- _How to complete this task_: The string "value" may appear in lines of the listing. Report each line where it does.

- _Data extract_:
*** Block opens ***

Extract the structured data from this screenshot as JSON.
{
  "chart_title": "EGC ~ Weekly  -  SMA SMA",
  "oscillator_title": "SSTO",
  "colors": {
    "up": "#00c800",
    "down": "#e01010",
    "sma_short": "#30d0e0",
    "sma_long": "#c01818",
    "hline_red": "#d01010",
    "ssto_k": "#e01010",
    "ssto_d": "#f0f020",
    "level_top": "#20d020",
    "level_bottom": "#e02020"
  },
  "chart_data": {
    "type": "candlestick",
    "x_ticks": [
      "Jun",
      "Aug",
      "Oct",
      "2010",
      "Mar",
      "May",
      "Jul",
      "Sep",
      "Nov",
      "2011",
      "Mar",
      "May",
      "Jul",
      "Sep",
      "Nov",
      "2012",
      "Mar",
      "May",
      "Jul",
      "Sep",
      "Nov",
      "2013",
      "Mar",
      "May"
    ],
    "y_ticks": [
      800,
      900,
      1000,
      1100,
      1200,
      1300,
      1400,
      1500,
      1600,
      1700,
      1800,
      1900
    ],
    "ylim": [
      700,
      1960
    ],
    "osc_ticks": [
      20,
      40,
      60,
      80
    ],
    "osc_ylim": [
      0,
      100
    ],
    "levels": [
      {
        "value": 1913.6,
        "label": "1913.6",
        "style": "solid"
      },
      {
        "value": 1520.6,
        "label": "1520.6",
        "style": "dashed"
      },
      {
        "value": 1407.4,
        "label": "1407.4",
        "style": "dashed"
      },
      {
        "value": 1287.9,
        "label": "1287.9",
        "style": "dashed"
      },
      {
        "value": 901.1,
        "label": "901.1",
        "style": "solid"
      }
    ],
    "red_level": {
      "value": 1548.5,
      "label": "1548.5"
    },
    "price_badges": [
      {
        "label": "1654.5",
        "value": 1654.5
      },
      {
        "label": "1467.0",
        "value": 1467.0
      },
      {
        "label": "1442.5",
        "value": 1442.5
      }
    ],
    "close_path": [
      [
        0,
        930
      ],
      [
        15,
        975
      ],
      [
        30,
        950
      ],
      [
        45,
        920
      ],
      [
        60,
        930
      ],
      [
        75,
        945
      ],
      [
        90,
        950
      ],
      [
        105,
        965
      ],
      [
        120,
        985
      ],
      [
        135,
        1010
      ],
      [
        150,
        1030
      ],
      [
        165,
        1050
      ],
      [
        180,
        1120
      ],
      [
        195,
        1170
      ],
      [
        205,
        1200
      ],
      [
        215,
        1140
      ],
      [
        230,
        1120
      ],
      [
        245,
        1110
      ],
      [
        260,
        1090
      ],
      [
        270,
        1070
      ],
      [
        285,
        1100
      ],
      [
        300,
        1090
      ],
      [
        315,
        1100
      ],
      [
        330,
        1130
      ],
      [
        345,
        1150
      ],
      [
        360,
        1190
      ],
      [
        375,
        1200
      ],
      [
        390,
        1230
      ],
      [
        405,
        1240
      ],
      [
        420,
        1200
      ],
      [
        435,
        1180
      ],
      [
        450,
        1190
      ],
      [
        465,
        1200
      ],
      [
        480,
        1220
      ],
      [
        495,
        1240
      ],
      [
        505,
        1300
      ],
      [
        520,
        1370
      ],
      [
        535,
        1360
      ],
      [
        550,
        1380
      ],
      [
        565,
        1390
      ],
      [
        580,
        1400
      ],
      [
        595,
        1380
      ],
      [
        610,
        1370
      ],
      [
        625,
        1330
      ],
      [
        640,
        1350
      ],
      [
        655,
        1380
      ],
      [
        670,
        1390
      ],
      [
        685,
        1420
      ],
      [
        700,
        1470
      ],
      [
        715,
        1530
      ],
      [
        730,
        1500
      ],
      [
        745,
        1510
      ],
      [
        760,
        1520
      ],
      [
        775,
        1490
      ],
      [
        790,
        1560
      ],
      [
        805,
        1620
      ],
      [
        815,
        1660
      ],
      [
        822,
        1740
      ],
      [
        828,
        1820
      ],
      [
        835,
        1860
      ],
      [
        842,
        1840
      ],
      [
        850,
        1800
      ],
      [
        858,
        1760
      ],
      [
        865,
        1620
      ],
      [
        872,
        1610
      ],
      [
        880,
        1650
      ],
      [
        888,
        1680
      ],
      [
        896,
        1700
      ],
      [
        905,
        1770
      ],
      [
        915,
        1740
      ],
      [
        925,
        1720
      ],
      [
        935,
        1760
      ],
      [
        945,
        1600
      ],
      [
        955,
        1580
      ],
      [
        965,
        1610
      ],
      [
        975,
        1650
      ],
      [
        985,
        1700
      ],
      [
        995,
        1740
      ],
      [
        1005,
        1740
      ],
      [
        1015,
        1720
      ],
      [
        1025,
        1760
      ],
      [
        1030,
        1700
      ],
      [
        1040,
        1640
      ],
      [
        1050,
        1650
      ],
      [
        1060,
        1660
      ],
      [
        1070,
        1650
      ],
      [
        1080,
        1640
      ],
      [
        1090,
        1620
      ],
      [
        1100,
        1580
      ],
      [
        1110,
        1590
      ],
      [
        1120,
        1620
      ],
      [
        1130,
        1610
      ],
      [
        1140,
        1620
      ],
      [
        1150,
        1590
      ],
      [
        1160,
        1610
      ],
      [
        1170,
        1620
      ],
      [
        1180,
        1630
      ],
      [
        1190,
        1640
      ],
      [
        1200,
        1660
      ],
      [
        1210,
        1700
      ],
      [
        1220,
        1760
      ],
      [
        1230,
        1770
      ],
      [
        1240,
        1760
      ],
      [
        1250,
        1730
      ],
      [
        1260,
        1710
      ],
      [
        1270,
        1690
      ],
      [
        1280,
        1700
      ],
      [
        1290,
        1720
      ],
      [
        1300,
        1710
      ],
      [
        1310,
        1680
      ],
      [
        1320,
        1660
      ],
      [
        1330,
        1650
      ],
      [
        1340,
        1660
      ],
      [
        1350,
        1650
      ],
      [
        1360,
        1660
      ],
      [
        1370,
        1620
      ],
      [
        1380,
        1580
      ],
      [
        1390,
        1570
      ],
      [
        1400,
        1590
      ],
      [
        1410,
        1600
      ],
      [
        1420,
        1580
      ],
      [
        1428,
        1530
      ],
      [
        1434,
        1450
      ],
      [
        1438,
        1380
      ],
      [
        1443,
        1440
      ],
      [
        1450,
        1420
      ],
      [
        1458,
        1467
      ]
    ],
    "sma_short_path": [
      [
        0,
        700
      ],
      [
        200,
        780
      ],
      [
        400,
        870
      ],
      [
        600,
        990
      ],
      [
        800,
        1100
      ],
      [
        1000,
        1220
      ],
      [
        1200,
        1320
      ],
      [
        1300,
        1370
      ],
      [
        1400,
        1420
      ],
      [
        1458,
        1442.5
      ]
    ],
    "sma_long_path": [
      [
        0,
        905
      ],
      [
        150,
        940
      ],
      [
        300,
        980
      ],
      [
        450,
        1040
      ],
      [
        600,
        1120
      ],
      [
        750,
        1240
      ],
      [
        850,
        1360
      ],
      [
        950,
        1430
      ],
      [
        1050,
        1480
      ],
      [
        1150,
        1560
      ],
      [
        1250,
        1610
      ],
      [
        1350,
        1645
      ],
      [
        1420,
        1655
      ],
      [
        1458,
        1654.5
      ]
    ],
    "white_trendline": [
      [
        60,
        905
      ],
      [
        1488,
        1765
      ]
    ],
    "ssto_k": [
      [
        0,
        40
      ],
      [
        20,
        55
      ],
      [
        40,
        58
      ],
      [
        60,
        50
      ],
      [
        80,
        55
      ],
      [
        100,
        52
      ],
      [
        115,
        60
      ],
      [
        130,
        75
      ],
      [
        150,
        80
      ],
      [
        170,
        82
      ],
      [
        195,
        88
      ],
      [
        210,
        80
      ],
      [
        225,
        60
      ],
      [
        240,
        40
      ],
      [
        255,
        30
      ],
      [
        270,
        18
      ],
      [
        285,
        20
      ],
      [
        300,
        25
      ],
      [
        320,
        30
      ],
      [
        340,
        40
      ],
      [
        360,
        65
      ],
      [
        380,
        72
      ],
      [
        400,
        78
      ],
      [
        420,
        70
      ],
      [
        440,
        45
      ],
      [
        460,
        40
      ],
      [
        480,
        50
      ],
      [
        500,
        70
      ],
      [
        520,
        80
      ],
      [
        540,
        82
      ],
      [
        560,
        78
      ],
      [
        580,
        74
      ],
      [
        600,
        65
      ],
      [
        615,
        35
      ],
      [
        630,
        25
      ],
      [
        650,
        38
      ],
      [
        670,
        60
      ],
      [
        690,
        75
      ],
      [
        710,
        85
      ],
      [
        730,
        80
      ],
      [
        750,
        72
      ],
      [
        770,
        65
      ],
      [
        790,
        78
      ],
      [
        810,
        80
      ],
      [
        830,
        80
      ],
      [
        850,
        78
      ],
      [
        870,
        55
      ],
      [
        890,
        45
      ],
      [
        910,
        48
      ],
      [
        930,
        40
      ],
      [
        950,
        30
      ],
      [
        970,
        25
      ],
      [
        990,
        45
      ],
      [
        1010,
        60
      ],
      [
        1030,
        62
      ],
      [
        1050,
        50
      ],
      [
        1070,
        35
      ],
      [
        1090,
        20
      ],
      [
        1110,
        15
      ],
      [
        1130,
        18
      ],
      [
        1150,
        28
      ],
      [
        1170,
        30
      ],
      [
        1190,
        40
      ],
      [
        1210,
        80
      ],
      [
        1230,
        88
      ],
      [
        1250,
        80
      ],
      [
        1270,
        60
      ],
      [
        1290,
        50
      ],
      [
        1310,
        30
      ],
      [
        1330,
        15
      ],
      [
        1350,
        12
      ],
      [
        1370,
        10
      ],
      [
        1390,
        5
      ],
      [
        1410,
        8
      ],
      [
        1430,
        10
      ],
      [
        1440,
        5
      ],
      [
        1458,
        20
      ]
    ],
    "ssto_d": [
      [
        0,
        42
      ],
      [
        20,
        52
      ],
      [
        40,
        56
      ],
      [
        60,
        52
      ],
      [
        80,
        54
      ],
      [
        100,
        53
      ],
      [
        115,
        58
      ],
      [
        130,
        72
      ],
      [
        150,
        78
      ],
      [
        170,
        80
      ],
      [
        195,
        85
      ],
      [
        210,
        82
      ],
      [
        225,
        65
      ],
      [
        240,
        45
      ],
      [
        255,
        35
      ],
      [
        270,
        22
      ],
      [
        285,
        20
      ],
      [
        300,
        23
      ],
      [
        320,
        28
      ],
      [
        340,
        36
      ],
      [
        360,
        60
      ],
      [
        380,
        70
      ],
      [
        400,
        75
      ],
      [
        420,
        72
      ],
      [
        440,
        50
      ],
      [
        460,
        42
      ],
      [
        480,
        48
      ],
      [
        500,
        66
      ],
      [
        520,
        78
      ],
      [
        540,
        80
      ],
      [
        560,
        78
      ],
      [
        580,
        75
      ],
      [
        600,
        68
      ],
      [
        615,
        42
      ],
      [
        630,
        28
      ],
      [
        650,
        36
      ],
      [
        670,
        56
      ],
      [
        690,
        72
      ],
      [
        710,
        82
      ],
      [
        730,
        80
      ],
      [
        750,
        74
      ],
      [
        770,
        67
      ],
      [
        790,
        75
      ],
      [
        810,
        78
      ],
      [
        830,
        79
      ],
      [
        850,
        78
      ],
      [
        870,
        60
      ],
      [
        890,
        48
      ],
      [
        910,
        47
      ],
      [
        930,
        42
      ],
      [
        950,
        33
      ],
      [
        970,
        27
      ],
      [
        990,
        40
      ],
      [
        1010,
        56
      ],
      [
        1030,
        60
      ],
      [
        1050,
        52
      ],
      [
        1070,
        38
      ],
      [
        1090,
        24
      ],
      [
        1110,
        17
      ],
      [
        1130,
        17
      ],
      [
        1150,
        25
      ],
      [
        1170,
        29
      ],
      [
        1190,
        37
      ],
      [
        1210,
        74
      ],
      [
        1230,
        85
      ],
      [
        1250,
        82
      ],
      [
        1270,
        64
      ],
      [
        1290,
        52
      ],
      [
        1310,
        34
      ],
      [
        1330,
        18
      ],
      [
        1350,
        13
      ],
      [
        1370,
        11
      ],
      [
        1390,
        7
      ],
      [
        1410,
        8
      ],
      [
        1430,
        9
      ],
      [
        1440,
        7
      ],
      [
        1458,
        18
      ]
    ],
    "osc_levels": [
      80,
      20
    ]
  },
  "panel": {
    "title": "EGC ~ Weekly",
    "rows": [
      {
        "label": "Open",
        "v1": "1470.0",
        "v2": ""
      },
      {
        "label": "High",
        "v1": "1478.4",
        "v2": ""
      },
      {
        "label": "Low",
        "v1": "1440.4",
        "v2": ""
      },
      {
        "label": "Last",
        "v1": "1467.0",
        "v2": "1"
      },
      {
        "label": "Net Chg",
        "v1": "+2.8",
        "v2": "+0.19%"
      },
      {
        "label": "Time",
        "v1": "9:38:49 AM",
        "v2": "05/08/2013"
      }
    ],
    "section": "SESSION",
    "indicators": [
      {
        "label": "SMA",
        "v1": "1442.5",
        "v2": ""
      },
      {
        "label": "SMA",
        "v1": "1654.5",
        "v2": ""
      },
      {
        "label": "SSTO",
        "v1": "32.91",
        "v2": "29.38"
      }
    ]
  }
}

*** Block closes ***

- _Response for this exercise_:
        "value": 1913.6,
        "value": 1520.6,
        "value": 1407.4,
        "value": 1287.9,
        "value": 901.1,
      "value": 1548.5,
        "value": 1654.5
        "value": 1467.0
        "value": 1442.5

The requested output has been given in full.